Economists have sifted through large data sets to uncover how people make decisions that affect their own mortality. How much will people spend on a safer car to reduce their chance of dying in an accident by 1% over the life of the car? How much more do you have to pay people to take dangerous jobs? How much more do houses cost in safe neighborhoods?
These studies typically show that people value their own lives at between three and ten million dollars. I’ve heard a number of economists use a value of $8 million per life, so that’s what I’m going to use.
Finally, we can plug in all the numbers. According to the paper, executing someone could cost around $30 million dollars. Add to this the value of the executed criminal’s life (he counts too) and an execution has a cost to society of $38 million. On the other hand, the 18 lives saved are worth $144 million. Therefore, under our assumptions, the death penalty provides a net benefit to society of $106 million per execution.
That’s great for the death penalty, but only if it’s true. For example, the benefit goes away completely if we use the alternate cost estimate obtained in California. In that case, the $144 million value of the averted murder victims pales in comparison to the $258 million cost of the execution.
There’s also the problem that these studies are difficult to perform and not terribly robust. The Death Penalty Information Center’s report refers to a summary paper (Uses and Abuses of Empirical Evidence in the Death Penalty Debate by John J Donohue and Justin Wolfers) which argues for an interpretation of the data that finds no significant deterrent effect. For one thing, all of the benefits seem to be concentrated in Texas. Drop that one state from the data, and executions have no significant effect on the murder rate. Or keep Texas and simply weight the data by population, and again the benefits vanish.
(If this data is meaningful, it tends to confirm some criminologists’ opinions that that the deterrent effect does not emerge until you start to execute a lot of people. Killing one or two criminals a year just won’t get people’s attention. Not enough to rise above the noise.)
Basic economic theory says that people respond to incentives, and that’s pretty much what we find whenever we study human behavior, so I’m confident that executions must have some deterrent effect. But if we believe Donohue and Wolfers, then it seems unlikely the effect is very large. I’ve heard of other studies which conclude that each execution only deters 3 murders. That’s $24 million worth of human lives saved at a cost of $38 million—almost $13 million each—which is a poor bargain. And the true deterrent factor could be much smaller.

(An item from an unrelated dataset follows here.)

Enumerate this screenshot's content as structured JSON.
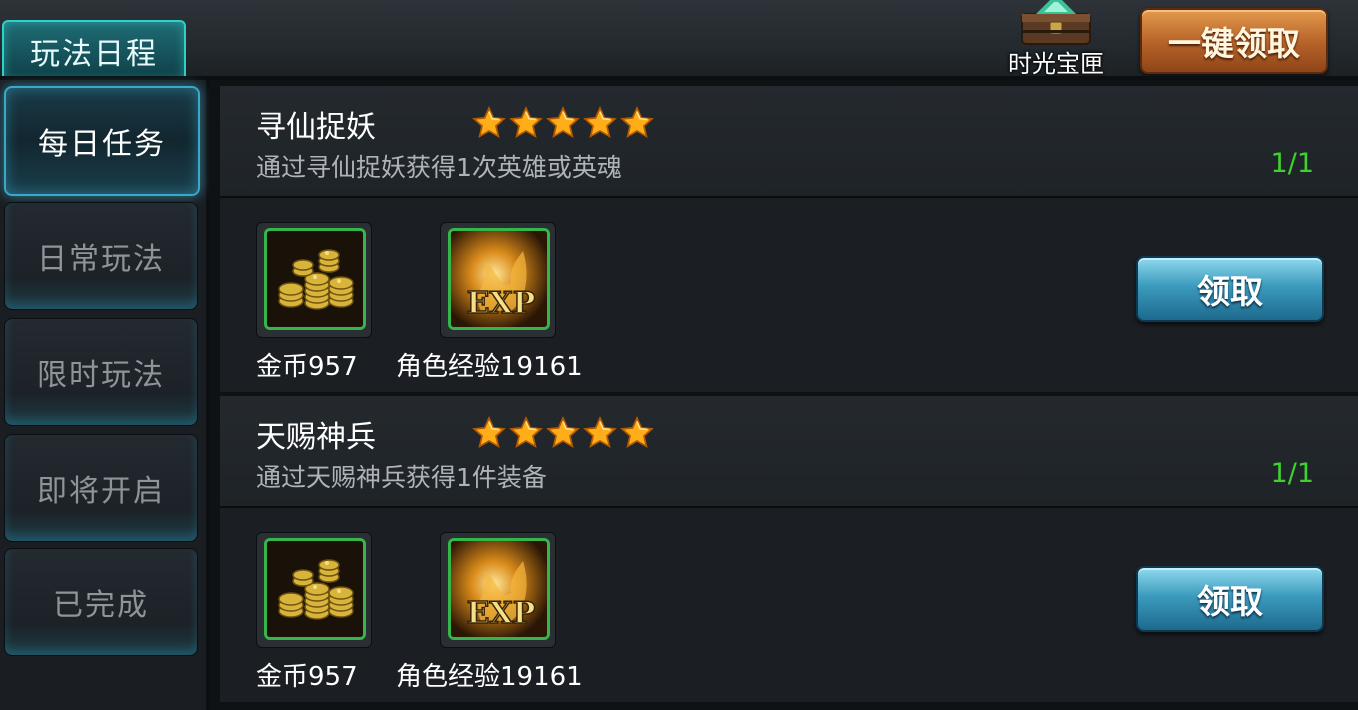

Understand that I’m not saying we shouldn’t spend tens or hundreds of millions of dollars to save lives. What I’m saying is that resources are scarce (economic crisis or not), so if we decide to spend money saving lives, we should be careful to spend it in a way that will save the most lives possible, which probably isn’t on executions.
In California, for example, the death penalty costs $137 million per year, but with one execution every other year, even using the highest estimates of the deterrence effect, they are preventing only 9 deaths per year. I’m having trouble finding figures, but that sounds like enough to hire hundreds of additional police officers, firefighters, and EMTs, or to cover the unreimbursed operating costs of maybe a dozen Level I trama centers (it depends on the patient mix), or to fund better infection control protocols in the state’s hospitals.
There are dozens of things that might change the benefit-cost calculation for executions, and I can’t possibly consider them all here, but if saving lives is the reason for executing criminals, I think there are better ways to spend our money.